### What this task involves
When the data below is printed, every line must match exactly and the images must be absent.

### Excerpted data

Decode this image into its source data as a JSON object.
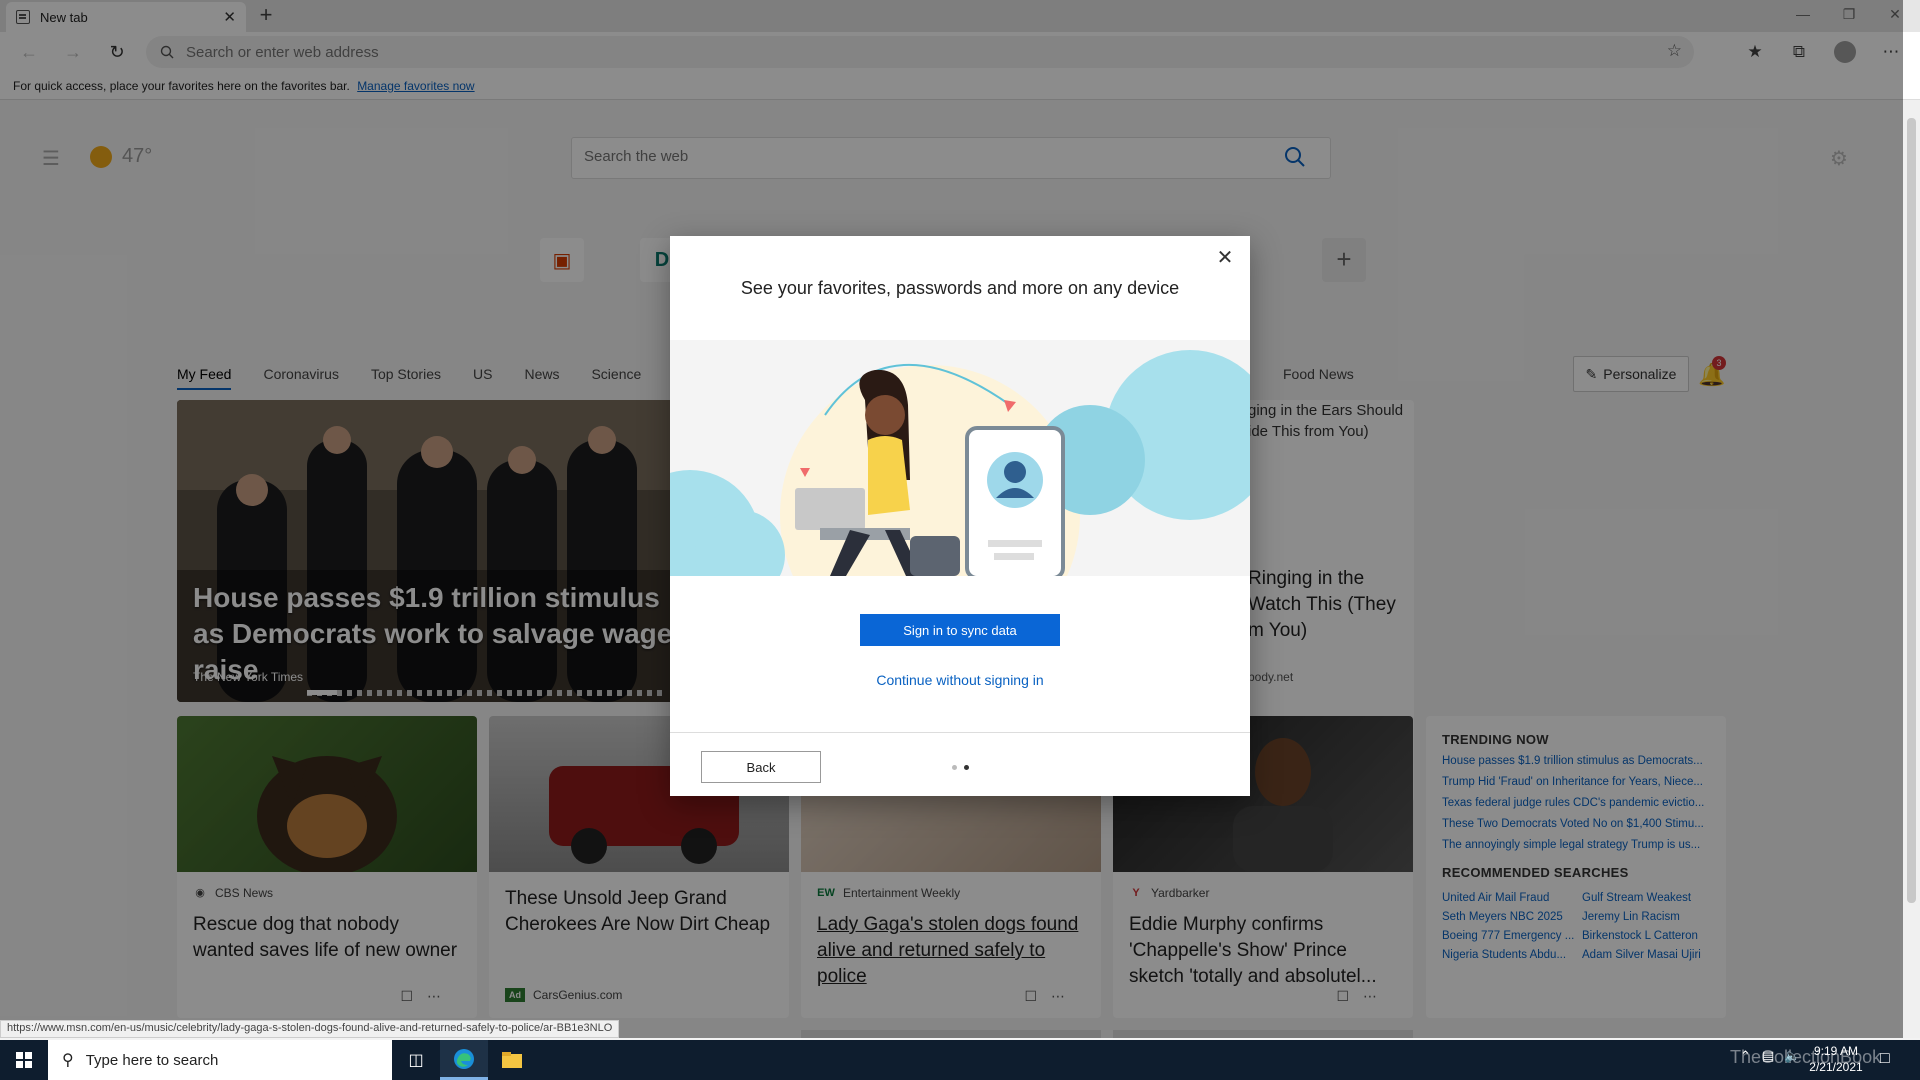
{
  "browser": {
    "tab_title": "New tab",
    "tab_close": "✕",
    "new_tab": "+",
    "address_placeholder": "Search or enter web address",
    "favbar_text": "For quick access, place your favorites here on the favorites bar.",
    "favbar_link": "Manage favorites now"
  },
  "ntp": {
    "weather_temp": "47°",
    "search_placeholder": "Search the web",
    "tabs": [
      "My Feed",
      "Coronavirus",
      "Top Stories",
      "US",
      "News",
      "Science"
    ],
    "tab_right": "Food News",
    "personalize": "Personalize",
    "bell_count": "3",
    "hero": {
      "title": "House passes $1.9 trillion stimulus as Democrats work to salvage wage raise",
      "source": "The New York Times"
    },
    "cards": [
      {
        "source": "CBS News",
        "title": "Rescue dog that nobody wanted saves life of new owner"
      },
      {
        "source": "CarsGenius.com",
        "title": "These Unsold Jeep Grand Cherokees Are Now Dirt Cheap",
        "badge": "Ad"
      },
      {
        "source": "Entertainment Weekly",
        "title": "Lady Gaga's stolen dogs found alive and returned safely to police"
      },
      {
        "source": "Yardbarker",
        "title": "Eddie Murphy confirms 'Chappelle's Show' Prince sketch 'totally and absolutel..."
      }
    ],
    "right_card": {
      "t1": "ging in the Ears Should ide This from You)",
      "t2": "Ringing in the Watch This (They m You)",
      "t3": "body.net"
    },
    "trending": {
      "heading": "TRENDING NOW",
      "items": [
        "House passes $1.9 trillion stimulus as Democrats...",
        "Trump Hid 'Fraud' on Inheritance for Years, Niece...",
        "Texas federal judge rules CDC's pandemic evictio...",
        "These Two Democrats Voted No on $1,400 Stimu...",
        "The annoyingly simple legal strategy Trump is us..."
      ],
      "rec_heading": "RECOMMENDED SEARCHES",
      "recommended": [
        "United Air Mail Fraud",
        "Gulf Stream Weakest",
        "Seth Meyers NBC 2025",
        "Jeremy Lin Racism",
        "Boeing 777 Emergency ...",
        "Birkenstock L Catteron",
        "Nigeria Students Abdu...",
        "Adam Silver Masai Ujiri"
      ]
    }
  },
  "status_url": "https://www.msn.com/en-us/music/celebrity/lady-gaga-s-stolen-dogs-found-alive-and-returned-safely-to-police/ar-BB1e3NLO",
  "modal": {
    "title": "See your favorites, passwords and more on any device",
    "primary": "Sign in to sync data",
    "secondary": "Continue without signing in",
    "back": "Back",
    "close": "✕"
  },
  "taskbar": {
    "search_placeholder": "Type here to search",
    "time": "9:19 AM",
    "date": "2/21/2021",
    "watermark": "TheCollectionBook"
  }
}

### Response area
Decode this image into its source data as a JSON object.
{
  "browser": {
    "tab_title": "New tab",
    "tab_close": "✕",
    "new_tab": "+",
    "address_placeholder": "Search or enter web address",
    "favbar_text": "For quick access, place your favorites here on the favorites bar.",
    "favbar_link": "Manage favorites now"
  },
  "ntp": {
    "weather_temp": "47°",
    "search_placeholder": "Search the web",
    "tabs": [
      "My Feed",
      "Coronavirus",
      "Top Stories",
      "US",
      "News",
      "Science"
    ],
    "tab_right": "Food News",
    "personalize": "Personalize",
    "bell_count": "3",
    "hero": {
      "title": "House passes $1.9 trillion stimulus as Democrats work to salvage wage raise",
      "source": "The New York Times"
    },
    "cards": [
      {
        "source": "CBS News",
        "title": "Rescue dog that nobody wanted saves life of new owner"
      },
      {
        "source": "CarsGenius.com",
        "title": "These Unsold Jeep Grand Cherokees Are Now Dirt Cheap",
        "badge": "Ad"
      },
      {
        "source": "Entertainment Weekly",
        "title": "Lady Gaga's stolen dogs found alive and returned safely to police"
      },
      {
        "source": "Yardbarker",
        "title": "Eddie Murphy confirms 'Chappelle's Show' Prince sketch 'totally and absolutel..."
      }
    ],
    "right_card": {
      "t1": "ging in the Ears Should ide This from You)",
      "t2": "Ringing in the Watch This (They m You)",
      "t3": "body.net"
    },
    "trending": {
      "heading": "TRENDING NOW",
      "items": [
        "House passes $1.9 trillion stimulus as Democrats...",
        "Trump Hid 'Fraud' on Inheritance for Years, Niece...",
        "Texas federal judge rules CDC's pandemic evictio...",
        "These Two Democrats Voted No on $1,400 Stimu...",
        "The annoyingly simple legal strategy Trump is us..."
      ],
      "rec_heading": "RECOMMENDED SEARCHES",
      "recommended": [
        "United Air Mail Fraud",
        "Gulf Stream Weakest",
        "Seth Meyers NBC 2025",
        "Jeremy Lin Racism",
        "Boeing 777 Emergency ...",
        "Birkenstock L Catteron",
        "Nigeria Students Abdu...",
        "Adam Silver Masai Ujiri"
      ]
    }
  },
  "status_url": "https://www.msn.com/en-us/music/celebrity/lady-gaga-s-stolen-dogs-found-alive-and-returned-safely-to-police/ar-BB1e3NLO",
  "modal": {
    "title": "See your favorites, passwords and more on any device",
    "primary": "Sign in to sync data",
    "secondary": "Continue without signing in",
    "back": "Back",
    "close": "✕"
  },
  "taskbar": {
    "search_placeholder": "Type here to search",
    "time": "9:19 AM",
    "date": "2/21/2021",
    "watermark": "TheCollectionBook"
  }
}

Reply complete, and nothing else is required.